>>>>
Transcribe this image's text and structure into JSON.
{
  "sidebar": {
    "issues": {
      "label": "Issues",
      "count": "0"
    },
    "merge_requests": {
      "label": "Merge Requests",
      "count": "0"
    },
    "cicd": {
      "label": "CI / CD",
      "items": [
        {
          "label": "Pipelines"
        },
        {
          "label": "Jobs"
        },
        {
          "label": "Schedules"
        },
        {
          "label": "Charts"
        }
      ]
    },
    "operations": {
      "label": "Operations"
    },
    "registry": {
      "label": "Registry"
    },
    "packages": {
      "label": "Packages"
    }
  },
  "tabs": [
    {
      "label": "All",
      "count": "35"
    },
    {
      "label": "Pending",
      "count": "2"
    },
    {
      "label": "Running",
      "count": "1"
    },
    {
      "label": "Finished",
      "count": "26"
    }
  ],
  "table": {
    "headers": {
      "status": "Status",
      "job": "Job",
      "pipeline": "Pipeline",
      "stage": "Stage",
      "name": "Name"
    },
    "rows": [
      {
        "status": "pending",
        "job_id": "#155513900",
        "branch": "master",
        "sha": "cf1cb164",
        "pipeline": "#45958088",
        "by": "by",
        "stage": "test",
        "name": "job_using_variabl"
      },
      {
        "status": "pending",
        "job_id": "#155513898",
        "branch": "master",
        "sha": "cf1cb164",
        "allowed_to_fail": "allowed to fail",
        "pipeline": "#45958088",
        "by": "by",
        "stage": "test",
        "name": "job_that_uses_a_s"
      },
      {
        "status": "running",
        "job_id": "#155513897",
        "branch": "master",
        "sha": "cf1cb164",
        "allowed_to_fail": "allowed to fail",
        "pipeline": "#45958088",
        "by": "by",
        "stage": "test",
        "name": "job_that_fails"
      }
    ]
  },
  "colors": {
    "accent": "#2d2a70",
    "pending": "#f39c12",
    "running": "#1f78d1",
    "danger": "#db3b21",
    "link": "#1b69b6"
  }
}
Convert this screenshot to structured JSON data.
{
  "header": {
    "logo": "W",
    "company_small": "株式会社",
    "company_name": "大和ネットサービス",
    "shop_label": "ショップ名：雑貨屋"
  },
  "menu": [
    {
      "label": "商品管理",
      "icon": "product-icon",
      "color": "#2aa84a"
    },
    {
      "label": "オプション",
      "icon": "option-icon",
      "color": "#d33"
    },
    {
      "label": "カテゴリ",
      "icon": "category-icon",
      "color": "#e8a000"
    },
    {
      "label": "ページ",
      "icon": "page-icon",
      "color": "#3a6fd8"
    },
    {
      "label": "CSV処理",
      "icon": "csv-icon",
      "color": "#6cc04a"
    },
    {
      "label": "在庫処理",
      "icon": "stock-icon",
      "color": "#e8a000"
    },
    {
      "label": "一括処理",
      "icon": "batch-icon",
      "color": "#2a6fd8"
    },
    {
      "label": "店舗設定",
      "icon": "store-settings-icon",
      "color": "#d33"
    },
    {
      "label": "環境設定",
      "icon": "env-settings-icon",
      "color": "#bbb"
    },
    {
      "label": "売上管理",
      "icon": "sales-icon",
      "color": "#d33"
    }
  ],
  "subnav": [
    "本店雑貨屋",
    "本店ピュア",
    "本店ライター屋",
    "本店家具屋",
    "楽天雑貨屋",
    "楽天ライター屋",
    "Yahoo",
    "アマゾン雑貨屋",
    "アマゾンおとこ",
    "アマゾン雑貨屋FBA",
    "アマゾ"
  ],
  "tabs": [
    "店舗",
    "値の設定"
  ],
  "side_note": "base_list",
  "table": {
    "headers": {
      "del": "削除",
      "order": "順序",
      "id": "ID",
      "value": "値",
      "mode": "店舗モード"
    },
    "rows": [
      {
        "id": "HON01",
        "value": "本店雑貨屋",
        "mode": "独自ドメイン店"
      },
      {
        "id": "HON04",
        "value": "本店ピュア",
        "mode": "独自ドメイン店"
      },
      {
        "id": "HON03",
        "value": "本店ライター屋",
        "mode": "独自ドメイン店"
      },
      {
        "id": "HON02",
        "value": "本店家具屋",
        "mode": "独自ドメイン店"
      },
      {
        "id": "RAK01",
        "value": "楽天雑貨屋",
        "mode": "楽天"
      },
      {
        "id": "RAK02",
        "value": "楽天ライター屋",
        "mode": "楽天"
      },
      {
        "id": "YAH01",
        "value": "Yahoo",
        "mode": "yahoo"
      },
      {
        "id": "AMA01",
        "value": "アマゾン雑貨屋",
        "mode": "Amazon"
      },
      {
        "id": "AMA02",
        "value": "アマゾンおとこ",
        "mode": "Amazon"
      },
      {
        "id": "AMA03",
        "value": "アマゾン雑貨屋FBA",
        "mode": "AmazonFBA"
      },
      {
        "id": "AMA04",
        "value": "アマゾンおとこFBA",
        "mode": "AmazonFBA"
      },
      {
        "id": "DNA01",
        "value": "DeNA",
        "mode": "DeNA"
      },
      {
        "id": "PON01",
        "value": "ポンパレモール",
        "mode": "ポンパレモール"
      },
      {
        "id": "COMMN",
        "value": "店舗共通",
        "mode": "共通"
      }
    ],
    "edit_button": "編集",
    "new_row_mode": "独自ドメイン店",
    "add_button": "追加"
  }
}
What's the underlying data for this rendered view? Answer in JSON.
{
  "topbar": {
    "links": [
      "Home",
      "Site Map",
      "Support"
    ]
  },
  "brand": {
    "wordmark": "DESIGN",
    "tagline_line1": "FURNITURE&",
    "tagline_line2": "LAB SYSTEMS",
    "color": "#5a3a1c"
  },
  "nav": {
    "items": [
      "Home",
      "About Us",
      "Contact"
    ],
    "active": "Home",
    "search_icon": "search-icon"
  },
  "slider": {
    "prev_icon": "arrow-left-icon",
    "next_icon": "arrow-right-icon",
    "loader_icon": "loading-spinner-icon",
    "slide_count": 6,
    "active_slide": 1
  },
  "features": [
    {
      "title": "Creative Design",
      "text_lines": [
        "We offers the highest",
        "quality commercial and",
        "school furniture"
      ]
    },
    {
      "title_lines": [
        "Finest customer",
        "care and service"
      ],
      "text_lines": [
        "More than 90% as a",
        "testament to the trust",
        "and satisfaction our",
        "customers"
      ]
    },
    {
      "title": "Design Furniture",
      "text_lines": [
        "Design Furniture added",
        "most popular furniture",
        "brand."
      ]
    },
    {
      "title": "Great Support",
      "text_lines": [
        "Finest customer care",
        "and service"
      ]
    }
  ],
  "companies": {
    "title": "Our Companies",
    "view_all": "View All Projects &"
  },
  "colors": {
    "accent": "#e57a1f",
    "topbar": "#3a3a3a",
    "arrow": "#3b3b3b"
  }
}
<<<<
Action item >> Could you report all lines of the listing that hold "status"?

Output >>
      "status": "Status",
        "status": "pending",
        "status": "pending",
        "status": "running",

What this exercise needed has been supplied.